Jaylyn Taylor graduated from Lakeview High School in 2017. He started attending Kellogg Community College the following fall, pursuing an associate degree, and for the past year has served as student representative to KCC’s Board of Trustees.
Taylor was asked to become student representative after attending a Board meeting, where he met Dean of Student Services Terah Zaremba. Zaremba was impressed with Taylor and recommended him to Board Chair Steve Claywell, who expressed interest in having a student representative.
“I received an email a couple days after the meeting from Terah about a potential leadership opportunity that might interest me as a political science major,” Taylor said recently. “We met up and Terah asked if I wanted to be the first student representative on the KCC Board of Trustees. After a couple of days of thinking things through, I decided that it was something I wanted to do, and my first official meeting as the student representative was in March 2019.”

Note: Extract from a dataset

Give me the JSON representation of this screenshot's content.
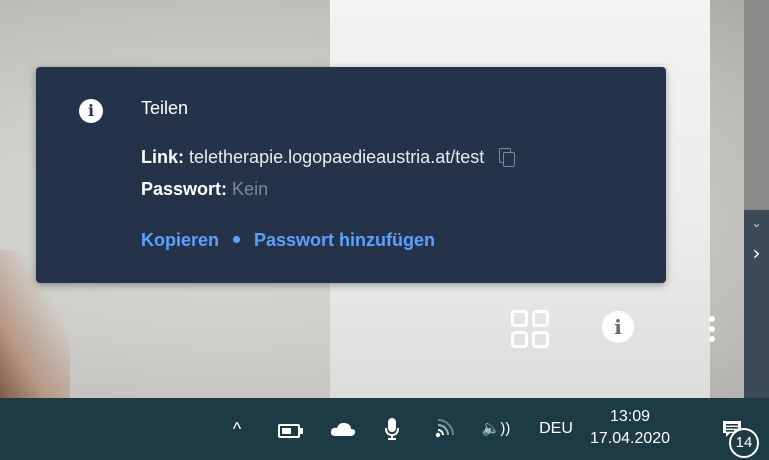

Taylor says that being on the Board allowed him to grow as a professional and learn more about higher education, the Battle Creek community and the challenges some students face while enrolled in college.

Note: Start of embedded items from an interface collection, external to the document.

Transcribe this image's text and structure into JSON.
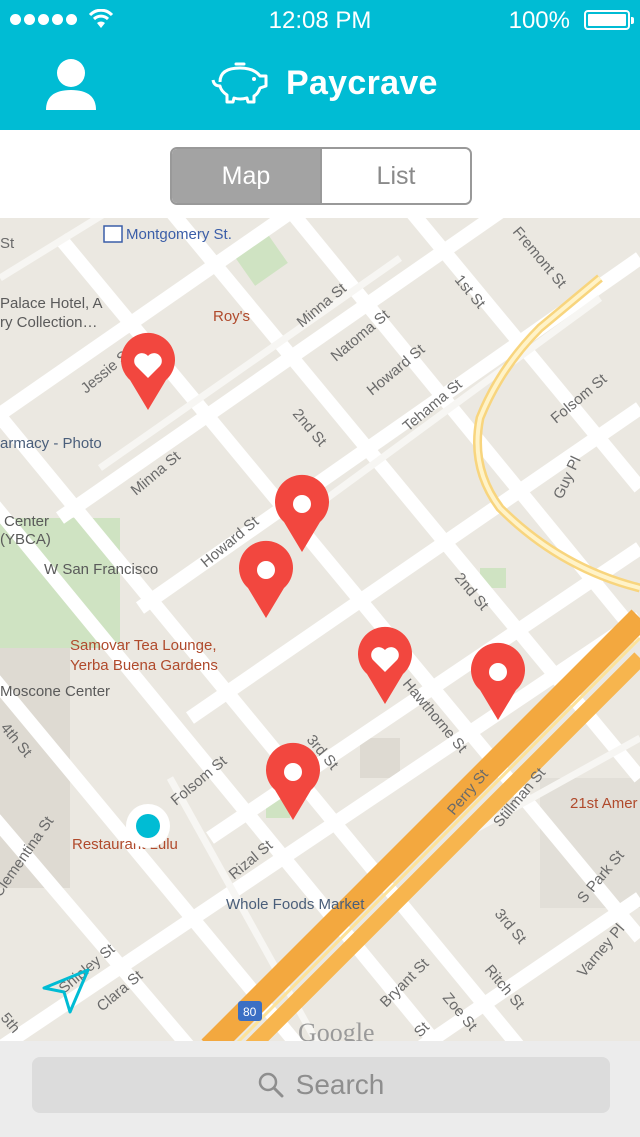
{
  "status": {
    "time": "12:08 PM",
    "battery": "100%"
  },
  "header": {
    "title": "Paycrave",
    "profile_icon": "user-icon",
    "logo_icon": "piggy-bank-icon"
  },
  "segment": {
    "options": [
      "Map",
      "List"
    ],
    "selected": "Map"
  },
  "map": {
    "place_labels": [
      "Montgomery St.",
      "Palace Hotel, A",
      "ry Collection…",
      "Roy's",
      "armacy - Photo",
      "Center",
      "(YBCA)",
      "W San Francisco",
      "Samovar Tea Lounge,",
      "Yerba Buena Gardens",
      "Moscone Center",
      "Restaurant Lulu",
      "Whole Foods Market",
      "21st Amer",
      "Google",
      "80"
    ],
    "street_labels": [
      "Minna St",
      "Natoma St",
      "Howard St",
      "Tehama St",
      "1st St",
      "Folsom St",
      "2nd St",
      "Jessie St",
      "Minna St",
      "Howard St",
      "2nd St",
      "Guy Pl",
      "Perry St",
      "Stillman St",
      "3rd St",
      "Folsom St",
      "Rizal St",
      "4th St",
      "Shipley St",
      "Clara St",
      "Bryant St",
      "Zoe St",
      "Ritch St",
      "3rd St",
      "S Park St",
      "Varney Pl",
      "Fremont St",
      "Clementina St",
      "Hawthorne St",
      "St",
      "St",
      "5th"
    ],
    "pins": [
      {
        "kind": "favorite"
      },
      {
        "kind": "location"
      },
      {
        "kind": "location"
      },
      {
        "kind": "favorite"
      },
      {
        "kind": "location"
      },
      {
        "kind": "location"
      }
    ],
    "colors": {
      "pin": "#f2473f",
      "user_dot": "#00bcd4",
      "accent": "#00bcd4"
    }
  },
  "search": {
    "placeholder": "Search"
  }
}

“Each day gave me a totally new and interesting experience to look forward to, to learn from, to be challenged and to grow from,” Taylor said. “Just getting to know more of my peers on a deeper level, being a voice for the student body and bringing a student’s perspective to the Board was interesting to me.”
Taylor said that one of his most interesting experiences while serving with the Board was talking to state legislators in April 2019 about dual enrollment and early college, transfer agreements between two-year and four-year institutions, trade opportunities and the value of KCC’s Regional Manufacturing Technology Center campus. Taylor also played a huge role as a student on the presidential search committee finalist Board interviews that led to the hiring of current KCC President Dr. Adrien Bennings.

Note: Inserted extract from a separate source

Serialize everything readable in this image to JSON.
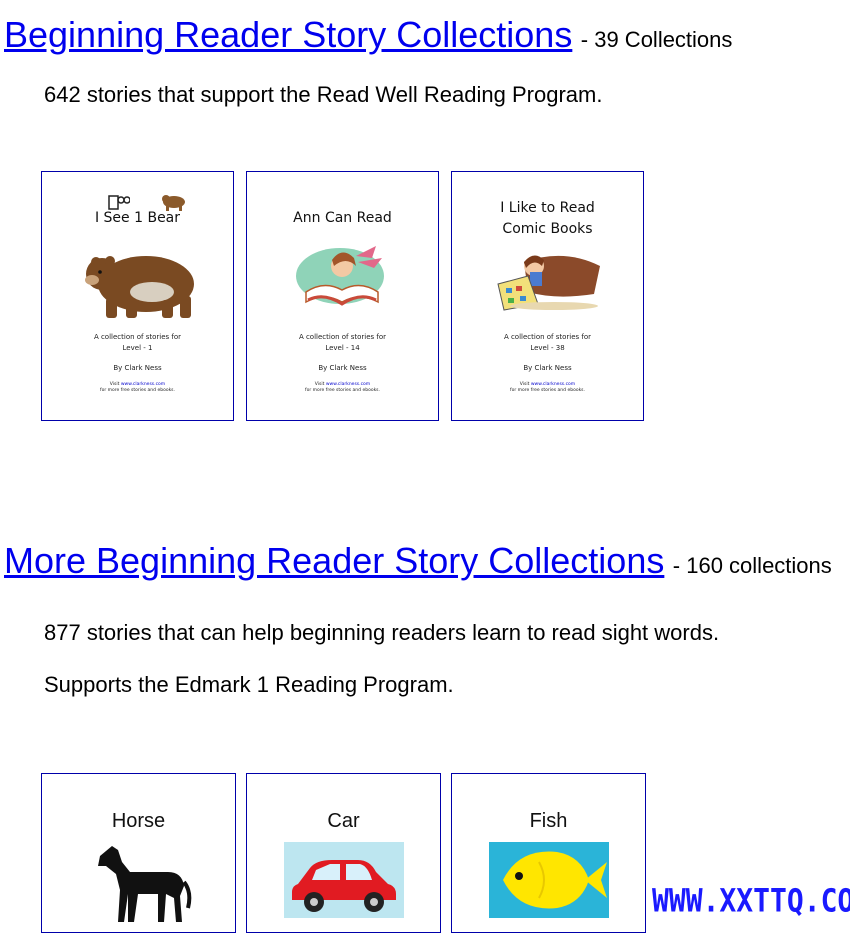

“I wanted to be on the Board because I believed it was important that there was a direct connection and voice between the student body and the decision-making body of the college,” Taylor said. “To be able to serve in something greater than myself and be a part of the what I believe is only the beginning of student leaders having a seat at the table was exciting.”
Taylor was also chosen to be the speaker at Commencement in May (which was recently canceled) and said he was planning to speak about how important it is for graduates to be the author of their own stories and not let fear of failure keep them from the great opportunities that life can offer.
In the future, Taylor plans on transferring to a four-year university, where he’ll likely major in political science.